___ Given data ___
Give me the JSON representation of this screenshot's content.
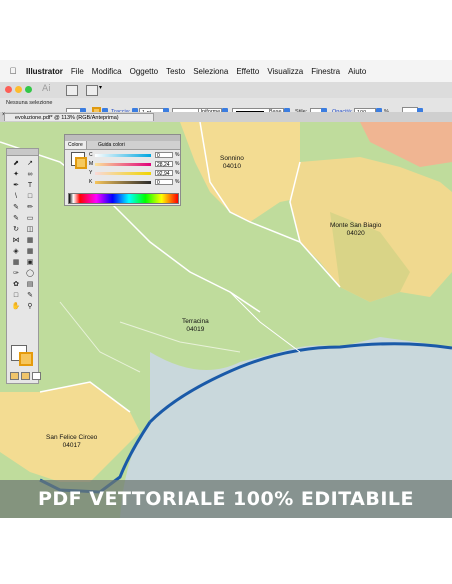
{
  "menubar": {
    "app_name": "Illustrator",
    "items": [
      "File",
      "Modifica",
      "Oggetto",
      "Testo",
      "Seleziona",
      "Effetto",
      "Visualizza",
      "Finestra",
      "Aiuto"
    ]
  },
  "appbar": {
    "logo": "Ai"
  },
  "controlbar": {
    "selection_label": "Nessuna selezione",
    "stroke_label": "Traccia:",
    "stroke_weight": "1 pt",
    "profile_label": "Uniforme",
    "brush_label": "Base",
    "style_label": "Stile:",
    "opacity_label": "Opacità:",
    "opacity_value": "100",
    "opacity_unit": "%"
  },
  "document_tab": {
    "title": "evoluzione.pdf* @ 113% (RGB/Anteprima)",
    "close": "×"
  },
  "color_panel": {
    "tabs": [
      "Colore",
      "Guida colori"
    ],
    "channels": [
      {
        "name": "C",
        "value": "0",
        "unit": "%",
        "bar": "#00a6e0"
      },
      {
        "name": "M",
        "value": "28,24",
        "unit": "%",
        "bar": "#e0007a"
      },
      {
        "name": "Y",
        "value": "92,94",
        "unit": "%",
        "bar": "#f0d400"
      },
      {
        "name": "K",
        "value": "0",
        "unit": "%",
        "bar": "#2a2a2a"
      }
    ]
  },
  "map": {
    "places": [
      {
        "name": "Sonnino",
        "code": "04010"
      },
      {
        "name": "Monte San Biagio",
        "code": "04020"
      },
      {
        "name": "Terracina",
        "code": "04019"
      },
      {
        "name": "San Felice Circeo",
        "code": "04017"
      }
    ],
    "colors": {
      "land": "#bcdc9a",
      "highlight": "#f6df8f",
      "sea": "#c9d9de",
      "coast": "#1a5aa8",
      "roads": "#ffffff"
    }
  },
  "banner": {
    "text": "PDF VETTORIALE 100% EDITABILE"
  }
}
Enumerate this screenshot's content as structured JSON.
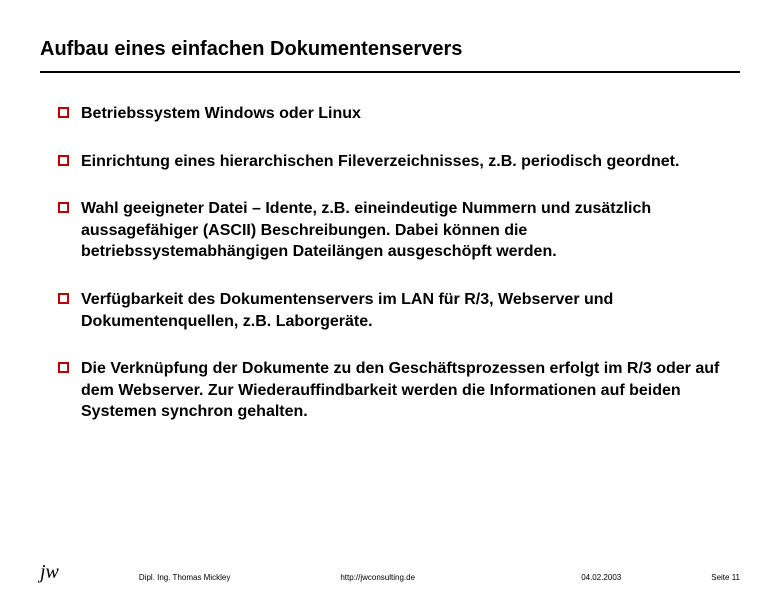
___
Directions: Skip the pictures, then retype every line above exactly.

Answer:
Give me the JSON representation of this screenshot's content.
{
  "menubar": {
    "app_name": "Illustrator",
    "items": [
      "File",
      "Modifica",
      "Oggetto",
      "Testo",
      "Seleziona",
      "Effetto",
      "Visualizza",
      "Finestra",
      "Aiuto"
    ]
  },
  "appbar": {
    "logo": "Ai"
  },
  "controlbar": {
    "selection_label": "Nessuna selezione",
    "stroke_label": "Traccia:",
    "stroke_weight": "1 pt",
    "profile_label": "Uniforme",
    "brush_label": "Base",
    "style_label": "Stile:",
    "opacity_label": "Opacità:",
    "opacity_value": "100",
    "opacity_unit": "%"
  },
  "document_tab": {
    "title": "evoluzione.pdf* @ 113% (RGB/Anteprima)",
    "close": "×"
  },
  "color_panel": {
    "tabs": [
      "Colore",
      "Guida colori"
    ],
    "channels": [
      {
        "name": "C",
        "value": "0",
        "unit": "%",
        "bar": "#00a6e0"
      },
      {
        "name": "M",
        "value": "28,24",
        "unit": "%",
        "bar": "#e0007a"
      },
      {
        "name": "Y",
        "value": "92,94",
        "unit": "%",
        "bar": "#f0d400"
      },
      {
        "name": "K",
        "value": "0",
        "unit": "%",
        "bar": "#2a2a2a"
      }
    ]
  },
  "map": {
    "places": [
      {
        "name": "Sonnino",
        "code": "04010"
      },
      {
        "name": "Monte San Biagio",
        "code": "04020"
      },
      {
        "name": "Terracina",
        "code": "04019"
      },
      {
        "name": "San Felice Circeo",
        "code": "04017"
      }
    ],
    "colors": {
      "land": "#bcdc9a",
      "highlight": "#f6df8f",
      "sea": "#c9d9de",
      "coast": "#1a5aa8",
      "roads": "#ffffff"
    }
  },
  "banner": {
    "text": "PDF VETTORIALE 100% EDITABILE"
  }
}
Enumerate this screenshot's content as structured JSON.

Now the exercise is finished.